The following figure displays the multiple match cases of rule 9. To the entry “MUNICH RE” (CustomerID = 13) 18 entries of the LEI data set could be matched. The appropriate entry “Münchener Rückversicherungs-Gesellschaft” (LEI = 529900MUF4C20K50JS49) could also be detected, but with a score of 81% it is displayed quite far down. Further follow-up rules should be defined, which can match the entry more precisely, and/or sorting and filtering functionalities should be employed to identify the matching entry.
This blog post explained how fuzzy rules can be created within Intelligent Lookups in SAP Datasphere. The fuzzy rules have proven to be a useful addition that can increase the match rate.
- Faster than manual maintenance
- Less expensive than manual maintenance
- High quality (user can focus on more difficult cases manually)
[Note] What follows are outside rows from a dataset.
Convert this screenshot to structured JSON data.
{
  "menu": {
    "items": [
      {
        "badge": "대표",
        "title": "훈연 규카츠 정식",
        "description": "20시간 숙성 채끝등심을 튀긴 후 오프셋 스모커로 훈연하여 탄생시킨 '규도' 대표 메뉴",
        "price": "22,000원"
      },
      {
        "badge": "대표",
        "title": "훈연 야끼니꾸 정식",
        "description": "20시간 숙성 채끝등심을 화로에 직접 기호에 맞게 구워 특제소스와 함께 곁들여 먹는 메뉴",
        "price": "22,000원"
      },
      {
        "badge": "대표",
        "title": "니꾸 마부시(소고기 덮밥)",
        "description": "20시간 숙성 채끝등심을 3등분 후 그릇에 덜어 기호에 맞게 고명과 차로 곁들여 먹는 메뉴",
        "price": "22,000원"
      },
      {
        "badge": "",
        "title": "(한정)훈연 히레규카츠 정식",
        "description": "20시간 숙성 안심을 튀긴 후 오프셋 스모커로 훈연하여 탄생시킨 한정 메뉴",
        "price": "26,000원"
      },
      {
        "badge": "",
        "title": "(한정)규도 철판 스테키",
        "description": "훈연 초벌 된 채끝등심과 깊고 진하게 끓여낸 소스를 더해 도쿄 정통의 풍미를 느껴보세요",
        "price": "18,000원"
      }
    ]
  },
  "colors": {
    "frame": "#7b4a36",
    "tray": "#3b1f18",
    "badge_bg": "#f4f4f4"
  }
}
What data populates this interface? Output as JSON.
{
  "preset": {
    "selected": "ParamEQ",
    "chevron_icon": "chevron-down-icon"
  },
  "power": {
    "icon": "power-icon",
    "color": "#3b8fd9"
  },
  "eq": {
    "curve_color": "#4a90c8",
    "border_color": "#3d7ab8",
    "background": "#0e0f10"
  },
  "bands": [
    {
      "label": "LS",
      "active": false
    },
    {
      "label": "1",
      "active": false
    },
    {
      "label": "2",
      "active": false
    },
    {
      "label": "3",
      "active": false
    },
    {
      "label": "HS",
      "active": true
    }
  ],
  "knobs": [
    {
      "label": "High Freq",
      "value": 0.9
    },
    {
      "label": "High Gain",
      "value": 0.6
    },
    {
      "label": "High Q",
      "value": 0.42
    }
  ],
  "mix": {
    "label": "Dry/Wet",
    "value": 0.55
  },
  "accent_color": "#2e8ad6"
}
Often it makes sense to match with exact rules first and then add fuzzy rule nodes to achieve the best possible matching quality (blogs on Best Practices will follow).
Thanks for reading! I hope you find this post helpful. For any questions or feedback just leave a comment below this post. Feel free to also check out the other blogposts in the series. I would like to thank my colleagues Carolin Boeke, Florian Neukirch, Josef Hampp and Richard Herrmann for collaborating on the blogpost series.
- New openSAP course: Introduction to SAP Datasphere (24th May to 22nd June)
- One-Stop-Shop to Intelligent Lookup in SAP Datasphere
- End2End Walk Through – Intelligent Lookup
- Intelligent Lookup Documentation in SAP Help Portal
Find more information and related blog posts on the topic page for SAP Datasphere.